- What checks-and-balances have been placed to ensure each purchase requisition is processed according to Procurement Policies, with no exceptions?
- To what extent has e-tendering been adopted? How many transactions went through e-tendering? Which transactions are left and what steps have been taken to cover all tendering digitally?
- Onboarding Third Parties as distributors, resellers, value added resellers etc. as go to market strategy led to Compliance and business leaders working on a holistic and structured approach to managing our commercial third parties, particularly covering life cycle of high risk third parties such as those dealing with government.
Collaborative Business-Compliance interactions focussed on market dynamics, approaches taken by other companies, Nokia’s “go to market” strategy and compliance risks (such as offering higher discount rates, heightened regulatory and reputational risks around tax havens, convoluted ownerships et al) have now led to agreement on issues such as:
- Review of all commercial third parties with focus on regulatory and reputational issues through focussed due diligence.
- Early and continued engagement of legal and compliance teams when finalizing third parties and determining the most appropriate transaction structures for deals.
- Continued training of salesforce on traditional and emerging risks.
Integration with global programs is as much an aspect of our local program. One of the initiatives we adapted to local needs is the “Respect at Nokia” campaign. This campaign primarily arose as a result of the #MeToo movement focussing on interplay of gender diversity with core Nokia values of Respect and Challenge, but it was made more diverse by addressing how we deal with sexual harassment locally and seeking employee answers to questions such as:
- I understand the Company provides different ways to report ethical concerns.
- I am confident that if I raise a potential violation of Nokia’s Code of Conduct or ethical matter, I will not experience retaliation.
- Does your line manager periodically talk about the importance of ethics and compliance?
Feedback from “Respect” sessions led to onboarding more Ombuds in several sites, conducting top and middle level leadership coffee sessions and several other initiatives to improve culture not only in metro cities but in remote locations.
Our compliance program is structured to ensure ethical practice and understanding are essential for our employees in carrying out their responsibilities. We have used web-based and live in-person trainings on topics such as ethical business conduct, Prevention of Sexual Harassment, Dawn Raids, Gifts, Entertainment and Hospitality, Working with Governments etc to educate our employees and raise awareness.
India market spearheaded the “Compliance Connect” initiative in 2015 resulting in focussed emails being sent to all employees on compliance policies, processes, providing simple dos and don’ts, link to local and global policies, investigation trends and indicative corrective actions taken on proven non-compliances. Celebrating Integrity Day across India has been another success with employees doing role plays, creating compliance motifs, posters et al. Last year 800+ employees joined these celebrations.

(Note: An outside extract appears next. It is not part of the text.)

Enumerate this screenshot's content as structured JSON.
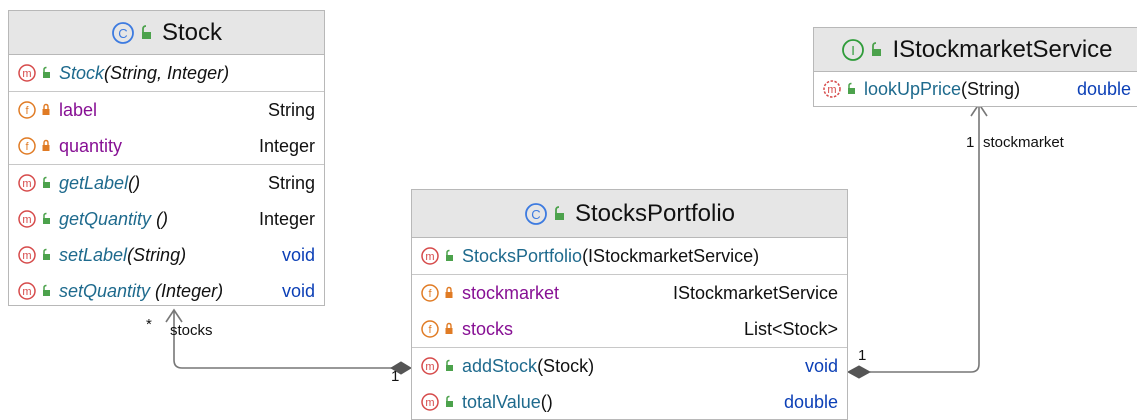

The above is only a brief exposition of some initiatives which operationalise Nokia’s compliance program in India. The list of initiatives is exhaustive but let me conclude by saying that at Nokia compliance leaders do not stand on the side-line and simply approve or disapprove transactions or third parties. Instead, and consistent with our philosophy of leadership accountability, they’re expected to be solution-minded, expected to think strategically and help achieve outcomes that will satisfy business objectives while responsibly mitigating risks. Compliance at Nokia is about helping to educate and empower business leaders to make sound decisions and working collaboratively with them to help the company reach its long-term objectives and upholding a tradition of unyielding integrity.
About the Author
Sandeep Seth leads the Compliance function at Pfizer in India. He is part of the company’s Executive Leadership Team and provides strategic compliance direction to Pfizer India operations. He is responsible for overall compliance strategy, framework and implementation of Compliance programs & initiatives.